- [EXERCISE DATA]:
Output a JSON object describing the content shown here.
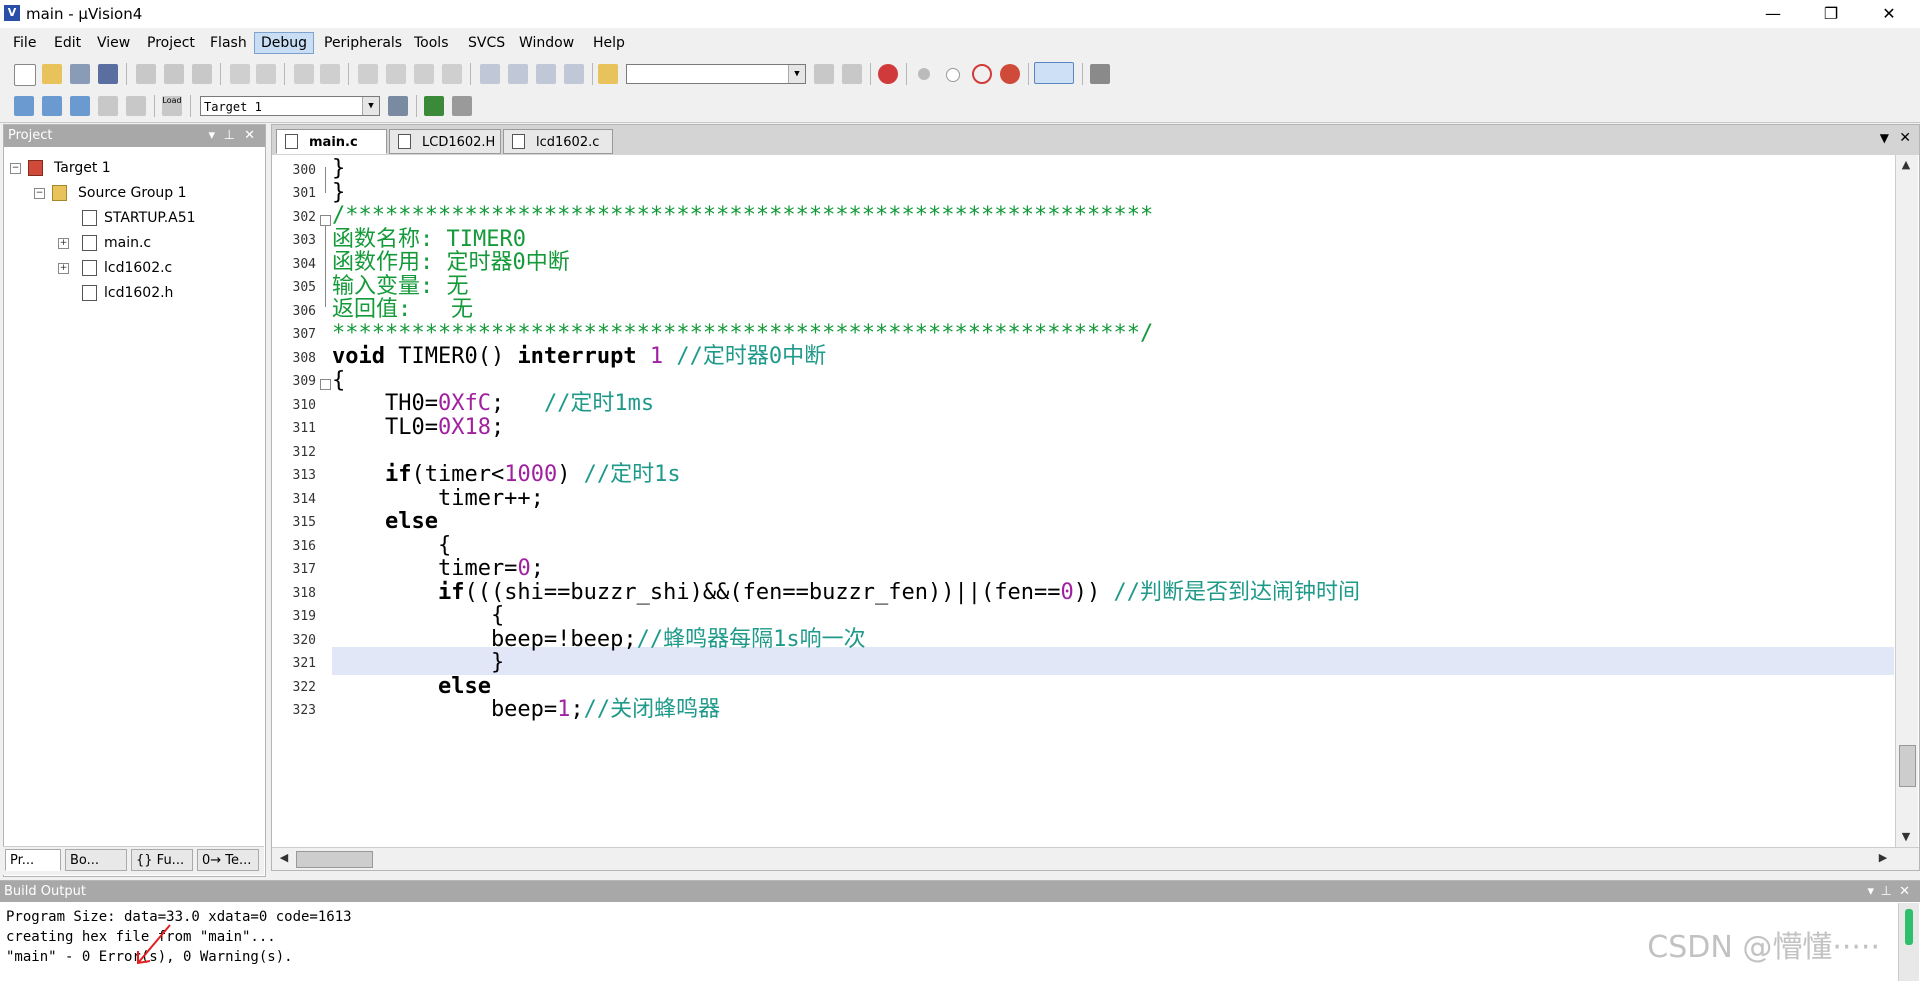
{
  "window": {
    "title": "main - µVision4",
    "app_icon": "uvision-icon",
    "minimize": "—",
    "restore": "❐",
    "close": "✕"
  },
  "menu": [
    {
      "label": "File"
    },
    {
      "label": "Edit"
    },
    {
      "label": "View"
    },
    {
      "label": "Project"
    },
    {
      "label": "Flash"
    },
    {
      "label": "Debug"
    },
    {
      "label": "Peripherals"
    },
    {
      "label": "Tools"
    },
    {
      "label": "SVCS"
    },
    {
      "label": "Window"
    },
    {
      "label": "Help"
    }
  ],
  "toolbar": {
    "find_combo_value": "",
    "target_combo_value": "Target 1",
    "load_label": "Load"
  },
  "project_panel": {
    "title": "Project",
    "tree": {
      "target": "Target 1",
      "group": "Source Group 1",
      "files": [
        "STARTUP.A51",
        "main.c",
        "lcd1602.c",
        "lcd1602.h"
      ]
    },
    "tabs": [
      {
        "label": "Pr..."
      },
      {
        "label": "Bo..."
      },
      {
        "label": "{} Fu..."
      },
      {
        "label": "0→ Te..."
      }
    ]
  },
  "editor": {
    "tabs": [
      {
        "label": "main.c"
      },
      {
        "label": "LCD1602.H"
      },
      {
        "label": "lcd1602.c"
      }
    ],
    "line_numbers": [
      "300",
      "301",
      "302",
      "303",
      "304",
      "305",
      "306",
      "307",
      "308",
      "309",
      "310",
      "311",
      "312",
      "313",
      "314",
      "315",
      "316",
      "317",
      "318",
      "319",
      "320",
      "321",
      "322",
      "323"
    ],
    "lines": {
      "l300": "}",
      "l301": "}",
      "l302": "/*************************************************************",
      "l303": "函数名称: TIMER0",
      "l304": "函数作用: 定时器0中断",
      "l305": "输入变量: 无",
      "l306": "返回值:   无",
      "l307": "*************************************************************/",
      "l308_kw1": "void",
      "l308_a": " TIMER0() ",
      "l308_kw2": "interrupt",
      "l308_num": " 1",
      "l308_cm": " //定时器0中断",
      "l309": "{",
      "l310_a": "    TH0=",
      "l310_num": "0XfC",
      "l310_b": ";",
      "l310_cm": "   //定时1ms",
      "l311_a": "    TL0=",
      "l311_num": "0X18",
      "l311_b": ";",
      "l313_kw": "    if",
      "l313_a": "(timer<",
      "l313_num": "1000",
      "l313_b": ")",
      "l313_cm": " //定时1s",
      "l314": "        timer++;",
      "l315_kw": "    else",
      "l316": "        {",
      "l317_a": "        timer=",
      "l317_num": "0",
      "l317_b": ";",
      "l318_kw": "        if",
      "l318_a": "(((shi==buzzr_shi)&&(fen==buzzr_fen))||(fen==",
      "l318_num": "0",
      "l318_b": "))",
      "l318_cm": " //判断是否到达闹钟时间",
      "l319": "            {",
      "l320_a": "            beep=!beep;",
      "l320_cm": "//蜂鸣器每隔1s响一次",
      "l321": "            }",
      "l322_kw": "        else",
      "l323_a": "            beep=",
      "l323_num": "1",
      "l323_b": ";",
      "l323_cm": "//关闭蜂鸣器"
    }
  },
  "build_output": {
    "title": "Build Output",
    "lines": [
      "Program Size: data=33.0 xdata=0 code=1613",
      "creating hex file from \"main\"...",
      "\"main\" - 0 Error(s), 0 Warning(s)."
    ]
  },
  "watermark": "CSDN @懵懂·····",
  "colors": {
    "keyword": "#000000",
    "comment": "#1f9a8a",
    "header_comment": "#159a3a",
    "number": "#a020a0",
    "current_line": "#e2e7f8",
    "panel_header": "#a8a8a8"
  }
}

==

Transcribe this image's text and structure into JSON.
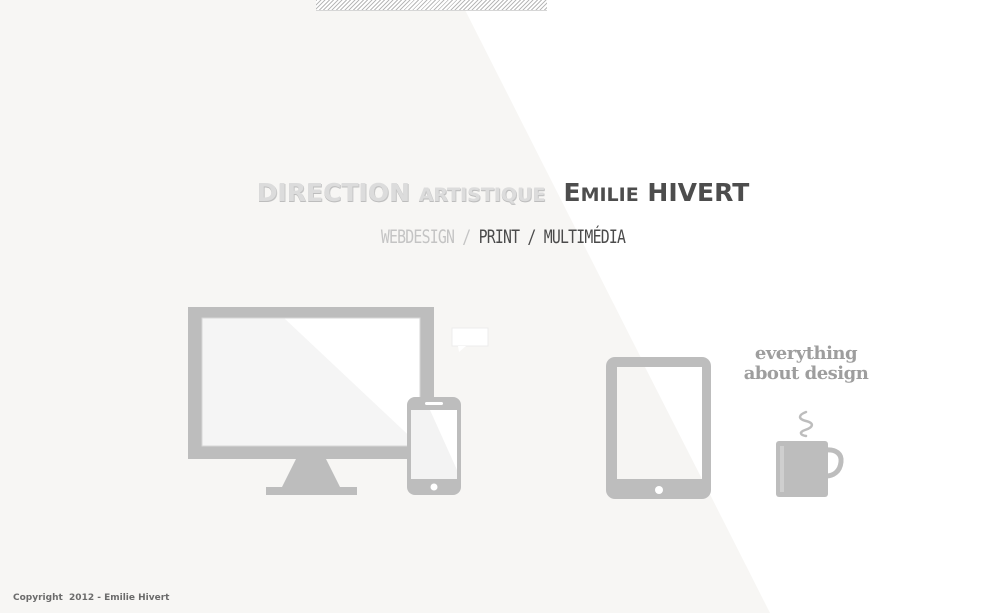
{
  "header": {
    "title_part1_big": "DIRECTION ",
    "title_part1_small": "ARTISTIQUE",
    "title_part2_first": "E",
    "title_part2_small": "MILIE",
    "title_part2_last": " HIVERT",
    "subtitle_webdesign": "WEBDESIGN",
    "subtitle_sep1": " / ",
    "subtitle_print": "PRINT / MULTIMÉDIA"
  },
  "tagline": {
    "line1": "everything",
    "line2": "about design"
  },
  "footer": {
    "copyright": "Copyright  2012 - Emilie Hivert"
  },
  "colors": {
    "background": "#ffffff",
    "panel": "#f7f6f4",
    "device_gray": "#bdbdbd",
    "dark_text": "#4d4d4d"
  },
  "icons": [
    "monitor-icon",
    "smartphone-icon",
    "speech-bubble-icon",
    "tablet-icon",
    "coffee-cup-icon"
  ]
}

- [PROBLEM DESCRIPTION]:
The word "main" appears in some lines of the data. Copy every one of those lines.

- [EXERCISE RESULT]:
    "title": "main - µVision4",
        "main.c",
        "label": "main.c"
      "creating hex file from \"main\"...",
      "\"main\" - 0 Error(s), 0 Warning(s)."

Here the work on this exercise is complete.